For Hess, the goal was for teachers to facilitate discussions to accompany the day. “The day has to be accompanied by dialogue. It would be best to talk about the issue as a way for the students who are silent to allow their voices to be heard, because I think they have the biggest emotional connection to the day,” Hess said.
For some, the reason for the decreased participation wasn’t a lack of compassion, but simply not knowing.

An anonymous senior noticed that the school lacked signs and information ahead of time. “I saw a few signs in random places, but other than that, there was very little done to get the word out,” they said. “When I participated, there were multiple signs and students wearing shirts leading up to the day,”

Yet, Hess believed that the combined effort was the most they could do. “We try to do announcements, posters in the hallways and bulletins. We try a number of ways, but it’s hard to reach everyone,” Hess said.

However, for some students, the lack of participation is simply a fact of not being passionate on the issue. Junior Donna Kang honestly didn’t see the point in participating. “It’s just not an issue that I’m super passionate about, so I chose not to participate,” Kang said.

While the day has obviously lacked in a student participation, reasons vary for why. Some students believe in the benefit of a conversational day, but Hess still believes in the core meaning of the day.

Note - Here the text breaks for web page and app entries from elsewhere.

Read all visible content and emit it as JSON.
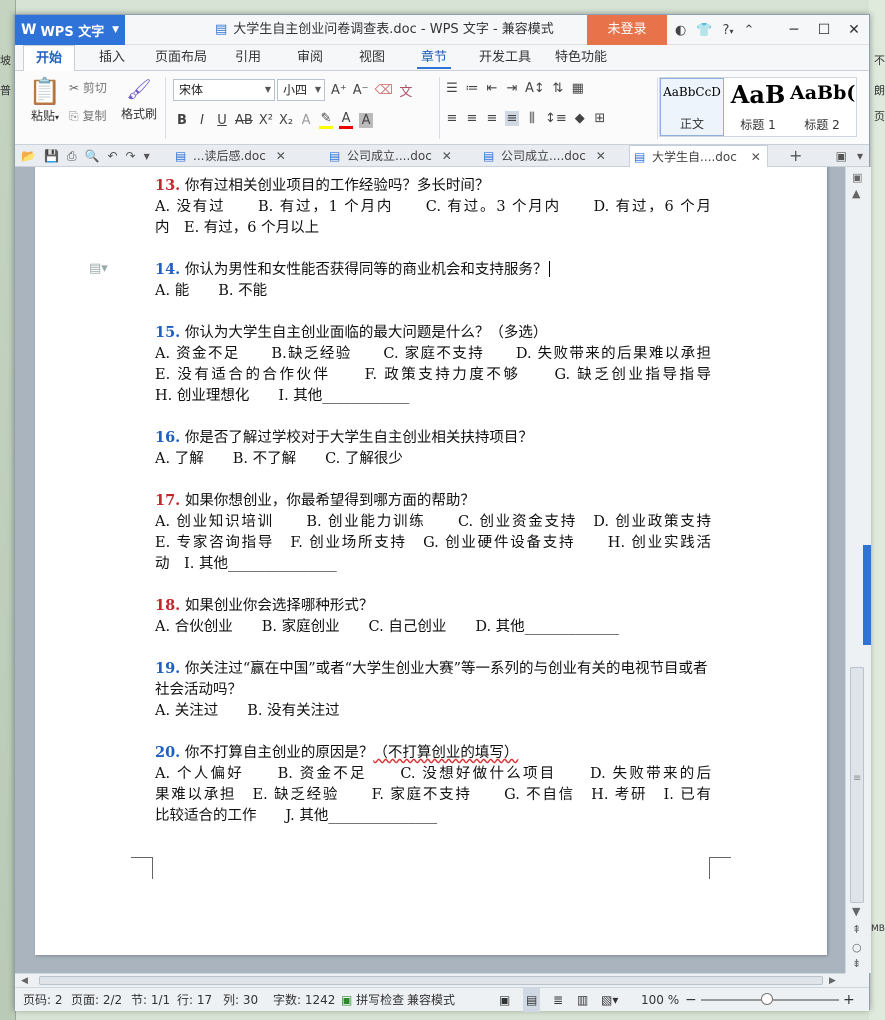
{
  "desktop": {
    "left_labels": [
      "坡",
      "普"
    ],
    "right_labels": [
      "不",
      "朗",
      "页",
      "MB"
    ]
  },
  "titlebar": {
    "app_name": "WPS 文字",
    "title": "大学生自主创业问卷调查表.doc - WPS 文字 - 兼容模式",
    "login_label": "未登录",
    "icons": [
      "skin-icon",
      "shirt-icon",
      "help-icon"
    ],
    "help_label": "?"
  },
  "menu": {
    "tabs": [
      "开始",
      "插入",
      "页面布局",
      "引用",
      "审阅",
      "视图",
      "章节",
      "开发工具",
      "特色功能"
    ],
    "active": "开始",
    "highlight": "章节"
  },
  "ribbon": {
    "paste_label": "粘贴",
    "cut_label": "剪切",
    "copy_label": "复制",
    "format_painter_label": "格式刷",
    "font_name": "宋体",
    "font_size": "小四",
    "styles": [
      {
        "sample": "AaBbCcD",
        "name": "正文"
      },
      {
        "sample": "AaB",
        "name": "标题 1"
      },
      {
        "sample": "AaBb(",
        "name": "标题 2"
      }
    ]
  },
  "doc_tabs": [
    {
      "label": "...读后感.doc",
      "active": false
    },
    {
      "label": "公司成立....doc",
      "active": false
    },
    {
      "label": "公司成立....doc",
      "active": false
    },
    {
      "label": "大学生自....doc",
      "active": true
    }
  ],
  "document": {
    "questions": [
      {
        "num": "13.",
        "title": "你有过相关创业项目的工作经验吗？多长时间？",
        "lines": [
          "A. 没有过　　B. 有过，1 个月内　　C. 有过。3 个月内　　D. 有过，6 个月",
          "内　E. 有过，6 个月以上"
        ]
      },
      {
        "num": "14.",
        "title": "你认为男性和女性能否获得同等的商业机会和支持服务？",
        "lines": [
          "A. 能　　B. 不能"
        ]
      },
      {
        "num": "15.",
        "title": "你认为大学生自主创业面临的最大问题是什么？（多选）",
        "lines": [
          "A. 资金不足　　B.缺乏经验　　C. 家庭不支持　　D. 失败带来的后果难以承担",
          "E. 没有适合的合作伙伴　　F. 政策支持力度不够　　G. 缺乏创业指导指导",
          "H. 创业理想化　　I. 其他____________"
        ]
      },
      {
        "num": "16.",
        "title": "你是否了解过学校对于大学生自主创业相关扶持项目？",
        "lines": [
          "A. 了解　　B. 不了解　　C. 了解很少"
        ]
      },
      {
        "num": "17.",
        "title": "如果你想创业，你最希望得到哪方面的帮助？",
        "lines": [
          "A. 创业知识培训　　B. 创业能力训练　　C. 创业资金支持　D. 创业政策支持",
          "E. 专家咨询指导　F. 创业场所支持　G. 创业硬件设备支持　　H. 创业实践活",
          "动　I. 其他_______________"
        ]
      },
      {
        "num": "18.",
        "title": "如果创业你会选择哪种形式？",
        "lines": [
          "A. 合伙创业　　B. 家庭创业　　C. 自己创业　　D. 其他_____________"
        ]
      },
      {
        "num": "19.",
        "title": "你关注过“赢在中国”或者“大学生创业大赛”等一系列的与创业有关的电视节目或者社会活动吗？",
        "lines": [
          "A. 关注过　　B. 没有关注过"
        ]
      },
      {
        "num": "20.",
        "title": "你不打算自主创业的原因是？",
        "title_note": "（不打算创业的填写）",
        "lines": [
          "A. 个人偏好　　B. 资金不足　　C. 没想好做什么项目　　D. 失败带来的后",
          "果难以承担　E. 缺乏经验　　F. 家庭不支持　　G. 不自信　H. 考研　I. 已有",
          "比较适合的工作　　J. 其他_______________"
        ]
      }
    ]
  },
  "status": {
    "page_num": "页码: 2",
    "pages": "页面: 2/2",
    "section": "节: 1/1",
    "row": "行: 17",
    "col": "列: 30",
    "words": "字数: 1242",
    "spell": "拼写检查",
    "mode": "兼容模式",
    "zoom": "100 %"
  }
}
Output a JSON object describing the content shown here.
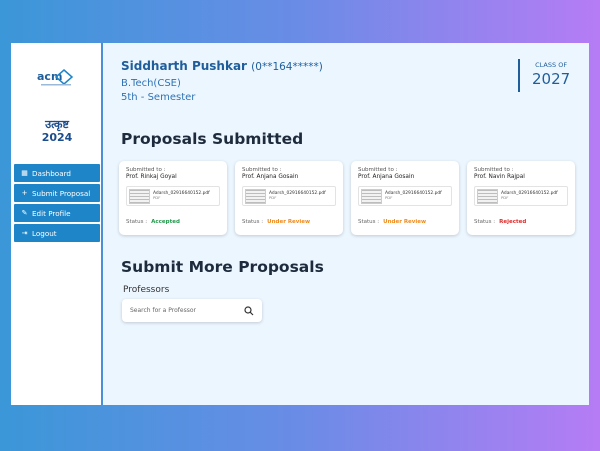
{
  "sidebar": {
    "brand_hindi": "उत्कृष्ट",
    "brand_year": "2024",
    "items": [
      {
        "label": "Dashboard",
        "icon": "dashboard-icon"
      },
      {
        "label": "Submit Proposal",
        "icon": "plus-icon"
      },
      {
        "label": "Edit Profile",
        "icon": "edit-icon"
      },
      {
        "label": "Logout",
        "icon": "logout-icon"
      }
    ]
  },
  "profile": {
    "name": "Siddharth Pushkar",
    "roll": "(0**164*****)",
    "degree": "B.Tech(CSE)",
    "semester": "5th - Semester",
    "class_label": "CLASS OF",
    "class_year": "2027"
  },
  "proposals": {
    "heading": "Proposals Submitted",
    "submitted_to_label": "Submitted to :",
    "status_label": "Status :",
    "items": [
      {
        "professor": "Prof. Rinkaj Goyal",
        "file": "Adarsh_02916640152.pdf",
        "filetype": "PDF",
        "status": "Accepted",
        "status_color": "#1f9a4a"
      },
      {
        "professor": "Prof. Anjana Gosain",
        "file": "Adarsh_02916640152.pdf",
        "filetype": "PDF",
        "status": "Under Review",
        "status_color": "#f08a1c"
      },
      {
        "professor": "Prof. Anjana Gosain",
        "file": "Adarsh_02916640152.pdf",
        "filetype": "PDF",
        "status": "Under Review",
        "status_color": "#f08a1c"
      },
      {
        "professor": "Prof. Navin Rajpal",
        "file": "Adarsh_02916640152.pdf",
        "filetype": "PDF",
        "status": "Rejected",
        "status_color": "#e02b2b"
      }
    ]
  },
  "submit_more": {
    "heading": "Submit More Proposals",
    "professors_label": "Professors",
    "search_placeholder": "Search for a Professor"
  },
  "colors": {
    "accent": "#1d85c8",
    "brand": "#1f5e9b"
  }
}
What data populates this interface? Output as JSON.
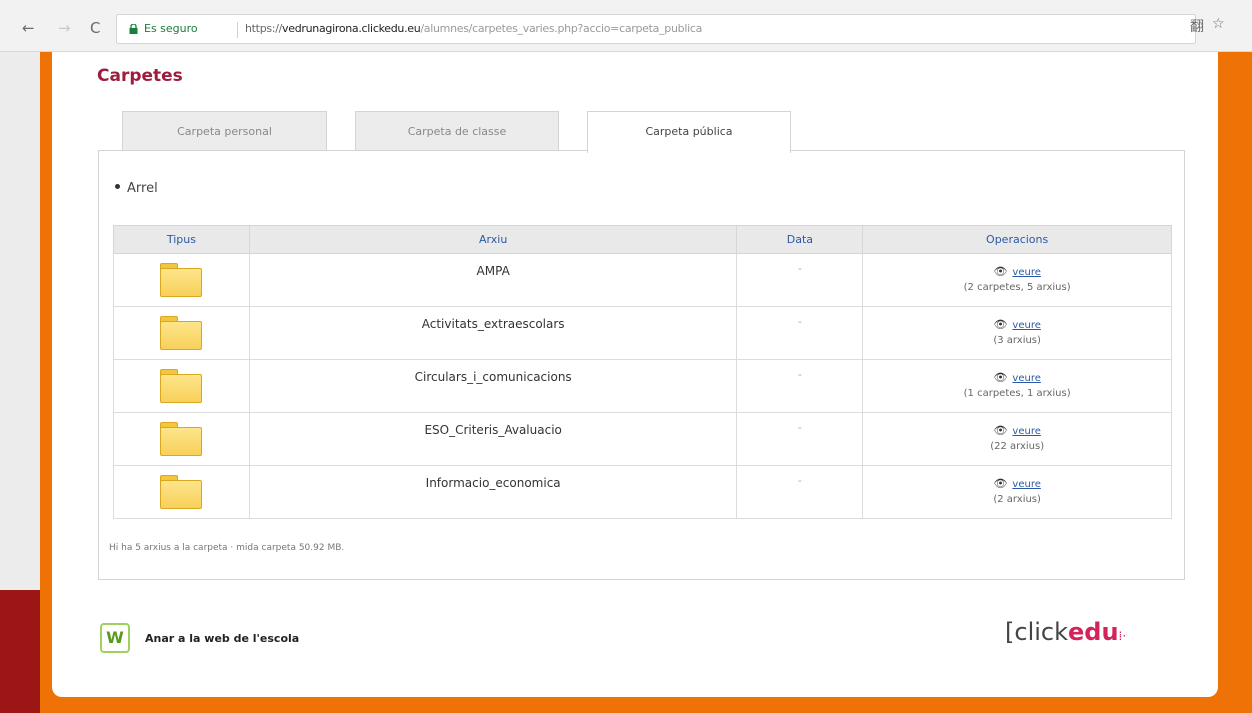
{
  "browser": {
    "back_icon": "←",
    "forward_icon": "→",
    "reload_icon": "C",
    "secure_label": "Es seguro",
    "url_scheme": "https://",
    "url_host": "vedrunagirona.clickedu.eu",
    "url_path": "/alumnes/carpetes_varies.php?accio=carpeta_publica",
    "translate_icon": "翻",
    "star_icon": "☆"
  },
  "page": {
    "title": "Carpetes"
  },
  "tabs": [
    {
      "label": "Carpeta personal"
    },
    {
      "label": "Carpeta de classe"
    },
    {
      "label": "Carpeta pública"
    }
  ],
  "breadcrumb": {
    "label": "Arrel"
  },
  "table": {
    "headers": [
      "Tipus",
      "Arxiu",
      "Data",
      "Operacions"
    ],
    "rows": [
      {
        "name": "AMPA",
        "date": "-",
        "op_label": "veure",
        "op_count": "(2 carpetes, 5 arxius)"
      },
      {
        "name": "Activitats_extraescolars",
        "date": "-",
        "op_label": "veure",
        "op_count": "(3 arxius)"
      },
      {
        "name": "Circulars_i_comunicacions",
        "date": "-",
        "op_label": "veure",
        "op_count": "(1 carpetes, 1 arxius)"
      },
      {
        "name": "ESO_Criteris_Avaluacio",
        "date": "-",
        "op_label": "veure",
        "op_count": "(22 arxius)"
      },
      {
        "name": "Informacio_economica",
        "date": "-",
        "op_label": "veure",
        "op_count": "(2 arxius)"
      }
    ]
  },
  "summary": "Hi ha 5 arxius a la carpeta · mida carpeta 50.92 MB.",
  "footer": {
    "w_logo": "W",
    "link_label": "Anar a la web de l'escola",
    "brand_bracket": "[",
    "brand_click": "click",
    "brand_edu": "edu",
    "brand_dots": "⁞·"
  },
  "colors": {
    "orange_bg": "#ee7205",
    "title_crimson": "#9d1d3d",
    "link_blue": "#2a5aa5",
    "brand_pink": "#d2235a"
  }
}
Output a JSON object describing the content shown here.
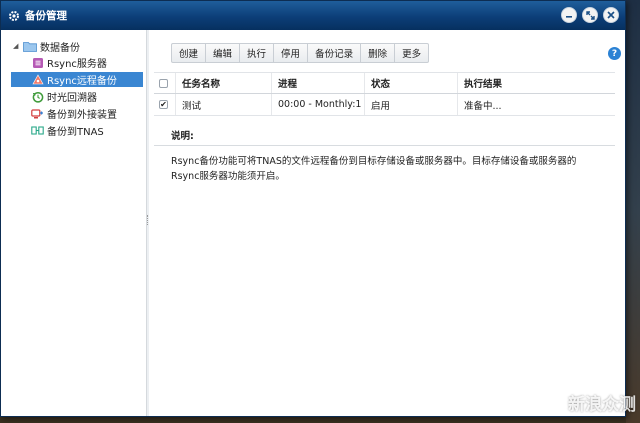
{
  "window": {
    "title": "备份管理"
  },
  "sidebar": {
    "root": {
      "label": "数据备份",
      "icon": "folder-icon"
    },
    "items": [
      {
        "label": "Rsync服务器",
        "icon": "rsync-server-icon",
        "selected": false
      },
      {
        "label": "Rsync远程备份",
        "icon": "remote-backup-icon",
        "selected": true
      },
      {
        "label": "时光回溯器",
        "icon": "time-machine-icon",
        "selected": false
      },
      {
        "label": "备份到外接装置",
        "icon": "external-device-icon",
        "selected": false
      },
      {
        "label": "备份到TNAS",
        "icon": "tnas-backup-icon",
        "selected": false
      }
    ]
  },
  "toolbar": {
    "buttons": [
      "创建",
      "编辑",
      "执行",
      "停用",
      "备份记录",
      "删除",
      "更多"
    ]
  },
  "help": {
    "label": "?"
  },
  "table": {
    "columns": [
      "任务名称",
      "进程",
      "状态",
      "执行结果"
    ],
    "rows": [
      {
        "checked": true,
        "name": "测试",
        "process": "00:00 - Monthly:1",
        "status": "启用",
        "result": "准备中..."
      }
    ]
  },
  "description": {
    "title": "说明:",
    "text": "Rsync备份功能可将TNAS的文件远程备份到目标存储设备或服务器中。目标存储设备或服务器的Rsync服务器功能须开启。"
  },
  "watermark": "新浪众测",
  "colors": {
    "titlebar": "#0c3e78",
    "selected": "#3a86d2",
    "help": "#2b82d4"
  }
}
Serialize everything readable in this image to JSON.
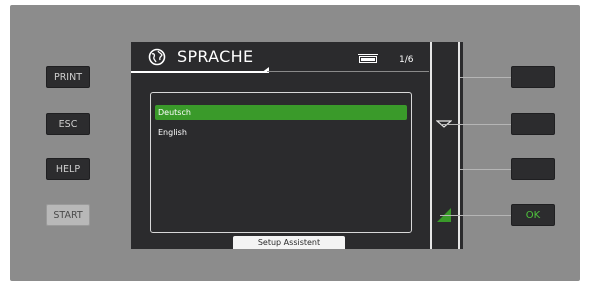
{
  "left_buttons": [
    {
      "label": "PRINT"
    },
    {
      "label": "ESC"
    },
    {
      "label": "HELP"
    },
    {
      "label": "START"
    }
  ],
  "screen": {
    "title": "SPRACHE",
    "title_icon": "globe-icon",
    "status_icon": "battery-icon",
    "page_indicator": "1/6",
    "options": [
      {
        "label": "Deutsch",
        "selected": true
      },
      {
        "label": "English",
        "selected": false
      }
    ],
    "status_bar": "Setup Assistent"
  },
  "soft_indicators": [
    {
      "icon": "down-triangle-icon"
    },
    {
      "icon": "green-ramp-icon"
    }
  ],
  "right_buttons": [
    {
      "label": ""
    },
    {
      "label": ""
    },
    {
      "label": ""
    },
    {
      "label": "OK"
    }
  ],
  "colors": {
    "panel": "#8c8c8c",
    "screen": "#2b2b2d",
    "selected": "#3a9a2a",
    "ok_text": "#4fc43c"
  }
}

“The day was never meant to silence anyone. It’s a symbolic movement,” Hess said. “You’re supposed to notice who isn’t speaking because that’s representative of someone who’s invisible in our society.”